UNTHSC also prohibits “quid pro quo” (“this for that”) harassment. This form of harassment occurs when a person in a position of control links a benefit to another’s submission to unwelcome sexual advances or sexual conduct or requires the other to perform or submit to demeaning or degrading sex acts. “Quid pro quo” harassment can be expressly stated, but it also can be implied by words, actions, or the surrounding circumstances.

Sexual violence

Sexual violence refers to physical sexual acts perpetrated against a person’s will or where a person is incapable of giving consent due to the victim’s use of drugs or alcohol. An individual may be unable to give consent due to an intellectual disability or other disability such as being under the influence of drugs or alcohol. Sexual violence can occur between friends, classmates, spouses, romantic interests, short acquaintances, or strangers.

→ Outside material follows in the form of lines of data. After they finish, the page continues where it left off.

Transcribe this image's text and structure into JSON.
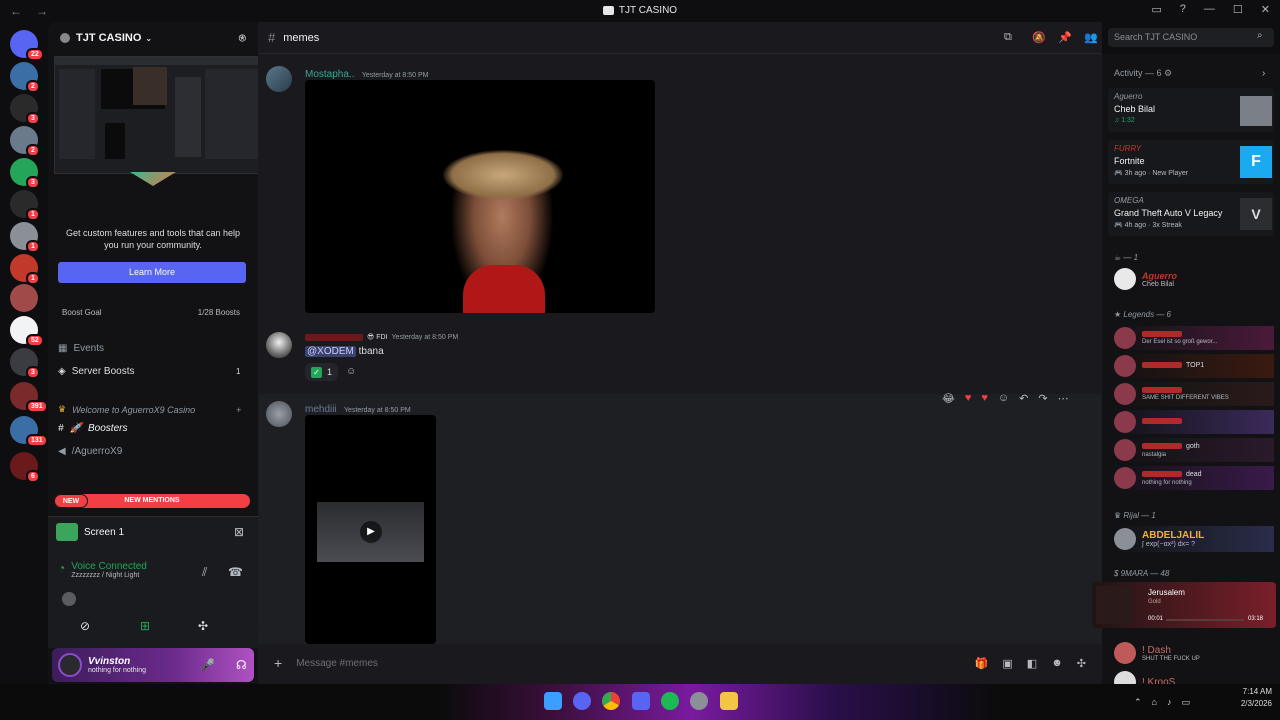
{
  "window": {
    "title": "TJT CASINO"
  },
  "guilds": [
    {
      "badge": "22"
    },
    {
      "badge": "2"
    },
    {
      "badge": "3"
    },
    {
      "badge": "2"
    },
    {
      "badge": "3"
    },
    {
      "badge": "1"
    },
    {
      "badge": "1"
    },
    {
      "badge": "1"
    },
    {
      "badge": ""
    },
    {
      "badge": "52"
    },
    {
      "badge": "3"
    },
    {
      "badge": "391"
    },
    {
      "badge": "131"
    },
    {
      "badge": "6"
    }
  ],
  "server": {
    "name": "TJT CASINO",
    "promo_text": "Get custom features and tools that can help you run your community.",
    "learn_more": "Learn More",
    "boost_goal": "Boost Goal",
    "boost_count": "1/28 Boosts",
    "events": "Events",
    "server_boosts": "Server Boosts",
    "server_boosts_count": "1",
    "category": "Welcome to AguerroX9 Casino",
    "channel_boosters": "Boosters",
    "channel_voice": "/AguerroX9",
    "new_tag": "NEW",
    "new_mentions": "NEW MENTIONS"
  },
  "voice": {
    "screen": "Screen 1",
    "status": "Voice Connected",
    "detail": "Zzzzzzzz / Night Light"
  },
  "user": {
    "name": "Vvinston",
    "status": "nothing for nothing"
  },
  "channel": {
    "name": "memes",
    "search_placeholder": "Search TJT CASINO",
    "composer_placeholder": "Message #memes"
  },
  "messages": [
    {
      "author": "Mostapha..",
      "time": "Yesterday at 8:50 PM"
    },
    {
      "author": "",
      "tag": "FDI",
      "time": "Yesterday at 8:50 PM",
      "mention": "@XODEM",
      "text": "tbana",
      "reaction_count": "1"
    },
    {
      "author": "mehdiii",
      "time": "Yesterday at 8:50 PM"
    }
  ],
  "members": {
    "activity_header": "Activity — 6",
    "activities": [
      {
        "user": "Aguerro",
        "title": "Cheb Bilal",
        "sub": "1:32"
      },
      {
        "user": "FURRY",
        "title": "Fortnite",
        "sub": "3h ago",
        "sub2": "New Player"
      },
      {
        "user": "OMEGA",
        "title": "Grand Theft Auto V Legacy",
        "sub": "4h ago",
        "sub2": "3x Streak"
      }
    ],
    "group1": "— 1",
    "aguerro": {
      "name": "Aguerro",
      "status": "Cheb Bilal"
    },
    "legends_header": "Legends — 6",
    "legends": [
      {
        "name": "",
        "status": "Der Esel ist so groß gewor..."
      },
      {
        "name": "",
        "tag": "TOP1",
        "status": ""
      },
      {
        "name": "",
        "status": "SAME SHIT DIFFERENT VIBES"
      },
      {
        "name": "",
        "status": ""
      },
      {
        "name": "",
        "tag": "goth",
        "status": "nastalgia"
      },
      {
        "name": "",
        "tag": "dead",
        "status": "nothing for nothing"
      }
    ],
    "rijal_header": "Rijal — 1",
    "rijal": {
      "name": "ABDELJALIL",
      "status": "∫ exp(−αx²) dx= ?"
    },
    "mara_header": "9MARA — 48",
    "music": {
      "title": "Jerusalem",
      "artist": "Gold",
      "start": "00:01",
      "end": "03:18"
    },
    "dash": {
      "name": "! Dash",
      "status": "SHUT THE FUCK UP"
    },
    "kroos": {
      "name": "! KrooS"
    }
  },
  "taskbar": {
    "time": "7:14 AM",
    "date": "2/3/2026"
  },
  "colors": {
    "accent": "#5865f2",
    "mention_red": "#f23f43",
    "online": "#23a55a"
  }
}
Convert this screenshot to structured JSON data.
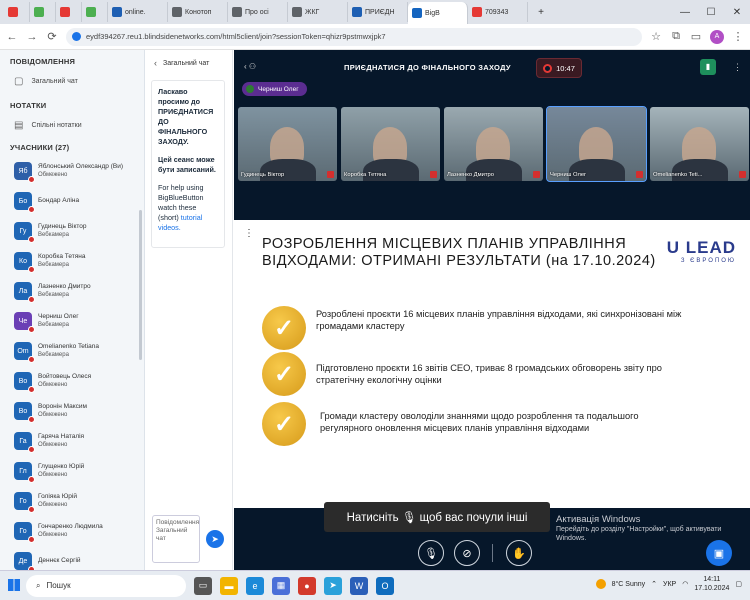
{
  "browser": {
    "tabs": [
      {
        "label": "",
        "color": "#e53935",
        "icon": "youtube-icon"
      },
      {
        "label": "",
        "color": "#4caf50",
        "icon": "image-icon"
      },
      {
        "label": "",
        "color": "#e53935",
        "icon": "youtube-icon"
      },
      {
        "label": "",
        "color": "#4caf50",
        "icon": "image-icon"
      },
      {
        "label": "online.",
        "color": "#1e5fb3",
        "icon": "flag-icon"
      },
      {
        "label": "Конотоп",
        "color": "#5f6368",
        "icon": "globe-icon"
      },
      {
        "label": "Про осі",
        "color": "#5f6368",
        "icon": "globe-icon"
      },
      {
        "label": "ЖКГ",
        "color": "#5f6368",
        "icon": "globe-icon"
      },
      {
        "label": "ПРИЄДН",
        "color": "#1e5fb3",
        "icon": "flag-icon"
      },
      {
        "label": "BigB",
        "color": "#1565c0",
        "icon": "bbb-icon",
        "active": true
      },
      {
        "label": "709343",
        "color": "#e53935",
        "icon": "pdf-icon"
      }
    ],
    "url": "eydf394267.reu1.blindsidenetworks.com/html5client/join?sessionToken=qhizr9pstmwxjpk7",
    "profile_initial": "A"
  },
  "sidebar": {
    "notifications_title": "ПОВІДОМЛЕННЯ",
    "public_chat": "Загальний чат",
    "notes_title": "НОТАТКИ",
    "shared_notes": "Спільні нотатки",
    "users_title": "УЧАСНИКИ (27)",
    "users": [
      {
        "initials": "Яб",
        "name": "Яблонський Олександр (Ви)",
        "status": "Обмежено",
        "color": "#2e5fa8"
      },
      {
        "initials": "Бо",
        "name": "Бондар Аліна",
        "status": "",
        "color": "#1f66b5"
      },
      {
        "initials": "Гу",
        "name": "Гудинець Віктор",
        "status": "Вебкамера",
        "color": "#1f66b5"
      },
      {
        "initials": "Ко",
        "name": "Коробка Тетяна",
        "status": "Вебкамера",
        "color": "#1f66b5"
      },
      {
        "initials": "Ла",
        "name": "Лазненко Дмитро",
        "status": "Вебкамера",
        "color": "#1f66b5"
      },
      {
        "initials": "Че",
        "name": "Черниш Олег",
        "status": "Вебкамера",
        "color": "#6a3fb5"
      },
      {
        "initials": "Om",
        "name": "Omelianenko Tetiana",
        "status": "Вебкамера",
        "color": "#1f66b5"
      },
      {
        "initials": "Во",
        "name": "Войтовець Олеся",
        "status": "Обмежено",
        "color": "#1f66b5"
      },
      {
        "initials": "Во",
        "name": "Воронін Максим",
        "status": "Обмежено",
        "color": "#1f66b5"
      },
      {
        "initials": "Га",
        "name": "Гаряча Наталія",
        "status": "Обмежено",
        "color": "#1f66b5"
      },
      {
        "initials": "Гл",
        "name": "Глущенко Юрій",
        "status": "Обмежено",
        "color": "#1f66b5"
      },
      {
        "initials": "Го",
        "name": "Голіяка Юрій",
        "status": "Обмежено",
        "color": "#1f66b5"
      },
      {
        "initials": "Го",
        "name": "Гончаренко Людмила",
        "status": "Обмежено",
        "color": "#1f66b5"
      },
      {
        "initials": "Де",
        "name": "Деннєк Сергій",
        "status": "",
        "color": "#1f66b5"
      }
    ]
  },
  "chat": {
    "title": "Загальний чат",
    "welcome": "Ласкаво просимо до ПРИЄДНАТИСЯ ДО ФІНАЛЬНОГО ЗАХОДУ.",
    "recording": "Цей сеанс може бути записаний.",
    "help_prefix": "For help using BigBlueButton watch these (short)",
    "help_link": "tutorial videos.",
    "input_placeholder": "Повідомлення Загальний чат"
  },
  "meeting": {
    "title": "ПРИЄДНАТИСЯ ДО ФІНАЛЬНОГО ЗАХОДУ",
    "timer": "10:47",
    "presenter": "Черниш Олег",
    "videos": [
      {
        "name": "Гудинець Віктор",
        "bg": "#7f93a0"
      },
      {
        "name": "Коробка Тетяна",
        "bg": "#8fa0a8"
      },
      {
        "name": "Лазненко Дмитро",
        "bg": "#9aa9b0"
      },
      {
        "name": "Черниш Олег",
        "bg": "#76889a",
        "active": true
      },
      {
        "name": "Omelianenko Teti...",
        "bg": "#a5b4ba"
      }
    ],
    "toast": "Натисніть 🎙 щоб вас почули інші"
  },
  "slide": {
    "title": "РОЗРОБЛЕННЯ МІСЦЕВИХ ПЛАНІВ УПРАВЛІННЯ ВІДХОДАМИ: ОТРИМАНІ РЕЗУЛЬТАТИ (на 17.10.2024)",
    "logo": "U LEAD",
    "logo_sub": "З ЄВРОПОЮ",
    "bullets": [
      "Розроблені проєкти 16 місцевих планів управління відходами, які синхронізовані між громадами кластеру",
      "Підготовлено проєкти 16 звітів СЕО, триває 8 громадських обговорень звіту про стратегічну екологічну оцінки",
      "Громади кластеру оволоділи знаннями щодо розроблення та подальшого регулярного оновлення місцевих планів управління відходами"
    ]
  },
  "watermark": {
    "line1": "Активація Windows",
    "line2": "Перейдіть до розділу \"Настройки\", щоб активувати Windows."
  },
  "taskbar": {
    "search": "Пошук",
    "weather": "8°C Sunny",
    "lang": "УКР",
    "time": "14:11",
    "date": "17.10.2024"
  }
}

Examples of sexual violence include rape, sexual assault, sexual battery, and sexual coercion.


Engaging in a course of conduct directed at a specific person that would cause a reasonable person to fear for the person’s safety or the safety of others or suffer substantial emotional distress.
Here are a few examples of common stalking incidents:

  • Show up at home or work uninvited
  • Send you unwanted messages
  • Leave unwanted gifts
  • Constantly call you and hang up